Garrett also says that foundational UX work doesn’t scale and oh-my-gosh, yes, I do agree: “it can’t [scale] because by definition it deals with unknown, slippery, hard-to-define problems that characterize the leading edge of an organically evolving business.”
Look, here’s what’s going to sound like a really trite example, but I actually think it’s super insightful if you stop and give it a chance?
I have a story about the work I was doing with California’s Child Welfare Digital Service which on the one hand was barreling ahead (for complicated reasons) on building out case management systems for social workers and so on, and I was having this itchy, continued feeling that the opportunity was bigger than “the latest case management software”. Which would be a big improvement, to be clear!
But the strategy part, the really dumb part, was I think in the middle of a meeting when I said something like:
“Look, the actual name of the thing, the program, is child welfare. It’s not things social workers do. The sign on the building is Child Welfare Digital Services, not Managing Cases Digital Services or Making Social Workers’ Jobs Easier Digital Services. Now I know everyone agrees with this as a fundamental point, like of course we’re here because the whole point is to safeguard the wellbeing of children, but if we stopped and looked at what might be different if we were really took that to heart…?”
Right then, that was as much strategy as it was UX. That kind of framing, or that kind of direction–if adopted–would have pretty big implications for production. It was the difference between getting together in a room and producing a birth-to-death journey map for a child, centered on a child and the stuff they were living and dealing with and their wants/hopes/dreams/aspirations which to be clear are all written down in other strategy documents and policies and goals and reports instead of a purely social worker focussed set of workflows based on existing processes.
When people talk about design-being-the-business, this is pretty much that: it’s the whole point of why people are there in the first place and it can be stupendously painful and open up a managerial and emotional can of worms for people. Getting the buy in to even start having other people listen to that kind of foundational/strategic thinking is a shit-ton of work and it’s bluntly not worth doing unless you’ve got the production capability to start demonstrating relatively quickly. And there’s a conflict there, too, because like Garrett says, this stuff is… elastic. Messy. They are big ideas. They are not… timeboxed sprints.
More on this, I expect.
I also fully expect to get some VERY ANGRY–wait, strike that. Some politely informative emails from people gently telling me that I am A BABY, that I should go look up some history and correcting me about more or less all of the above.
OK, that’s it for today and this week. See you on the other side.
I’ve hugged, like, at least THREE PEOPLE in the past week, three people I don’t live with. It’s AMAZING and also QUITE WEIRD.

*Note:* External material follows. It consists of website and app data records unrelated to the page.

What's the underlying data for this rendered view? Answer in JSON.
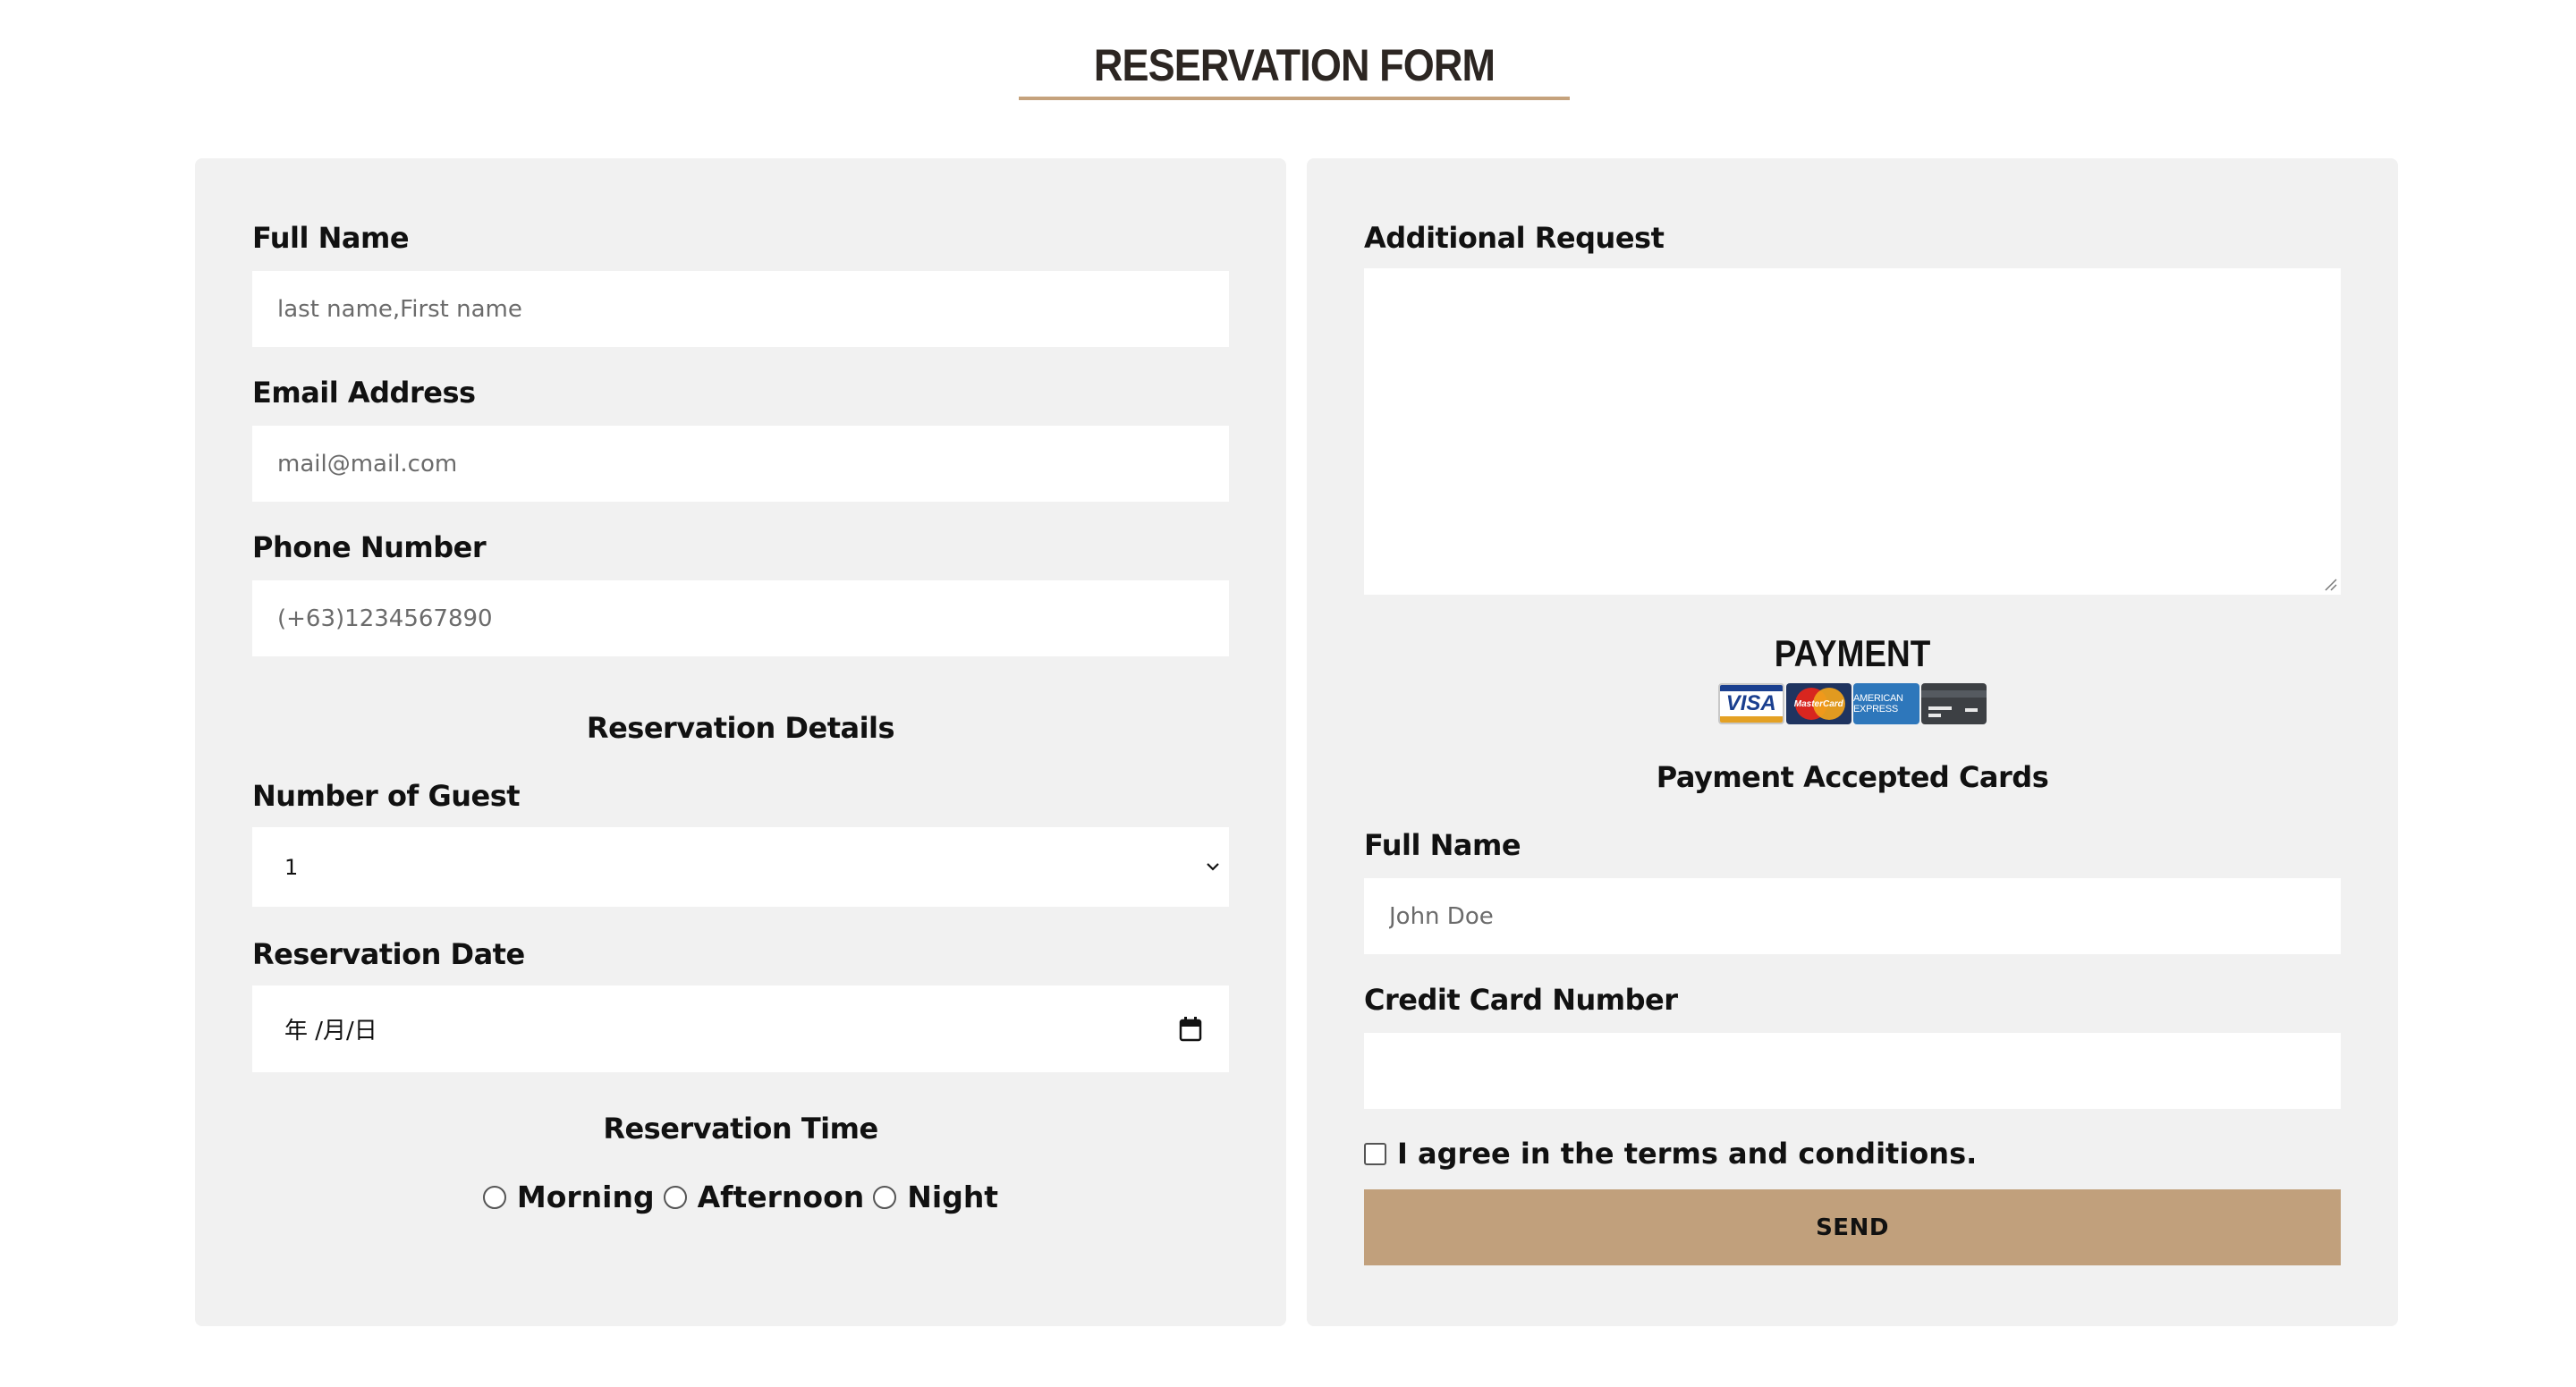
{
  "header": {
    "title": "RESERVATION FORM"
  },
  "left_panel": {
    "full_name": {
      "label": "Full Name",
      "placeholder": "last name,First name"
    },
    "email": {
      "label": "Email Address",
      "placeholder": "mail@mail.com"
    },
    "phone": {
      "label": "Phone Number",
      "placeholder": "(+63)1234567890"
    },
    "reservation_details_heading": "Reservation Details",
    "guests": {
      "label": "Number of Guest",
      "value": "1"
    },
    "date": {
      "label": "Reservation Date",
      "value": "年 /月/日"
    },
    "time": {
      "heading": "Reservation Time",
      "options": [
        "Morning",
        "Afternoon",
        "Night"
      ]
    }
  },
  "right_panel": {
    "additional_request": {
      "label": "Additional Request"
    },
    "payment": {
      "title": "PAYMENT",
      "cards": [
        "VISA",
        "MasterCard",
        "AMERICAN EXPRESS",
        "generic-card-icon"
      ],
      "accepted_label": "Payment Accepted Cards"
    },
    "card_name": {
      "label": "Full Name",
      "placeholder": "John Doe"
    },
    "card_number": {
      "label": "Credit Card Number",
      "placeholder": ""
    },
    "terms_label": "I agree in the terms and conditions.",
    "send_label": "SEND"
  },
  "colors": {
    "accent": "#c1a07c",
    "panel_bg": "#f1f1f1",
    "title_text": "#2c2622"
  }
}
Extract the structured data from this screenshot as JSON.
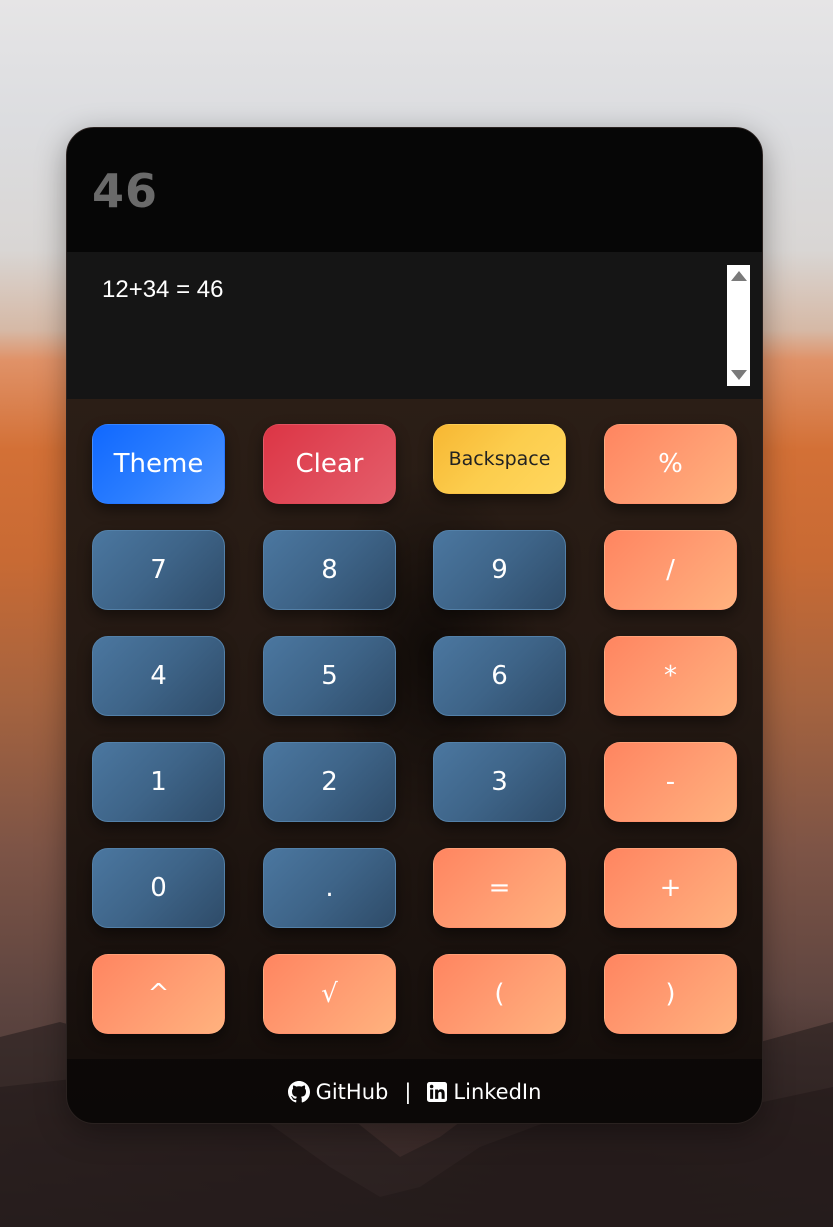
{
  "display": {
    "value": "46"
  },
  "history": {
    "entries": [
      "12+34 = 46"
    ]
  },
  "keys": {
    "row1": [
      "Theme",
      "Clear",
      "Backspace",
      "%"
    ],
    "row2": [
      "7",
      "8",
      "9",
      "/"
    ],
    "row3": [
      "4",
      "5",
      "6",
      "*"
    ],
    "row4": [
      "1",
      "2",
      "3",
      "-"
    ],
    "row5": [
      "0",
      ".",
      "=",
      "+"
    ],
    "row6": [
      "^",
      "√",
      "(",
      ")"
    ]
  },
  "footer": {
    "github": "GitHub",
    "separator": "|",
    "linkedin": "LinkedIn"
  },
  "icons": {
    "github": "github-icon",
    "linkedin": "linkedin-icon"
  },
  "colors": {
    "number_key": "#3e6488",
    "operator_key": "#ff9b71",
    "theme_key": "#2a7dff",
    "clear_key": "#e04a59",
    "backspace_key": "#fccd4d"
  }
}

How are you?
I’m guessing the second V is another vertical, for Vertical Take Off and Vertical Landing. ↩
The US military is starting to get really interested in Starship, Eric Berger, Ars Technica, 1 June 2021. ↩
I helped pioneer UX design. What I see today horrifies me, Jesse James Garrett, Fast Company, 3 June 2021 ↩
Although I should point out, DMV licensing has gotten much better, and it feels like shitting on a DMV is much less defensible than it used to be. It’s a little like the “well, I grew up with this so it must be true” and now everything thinks dinosaurs aren’t fluffy mean birds, but actually! They’re just big fluffy mean birds with little hands! We just grew up learning that in school. Similarly: DMVs have and are changing and improving. ↩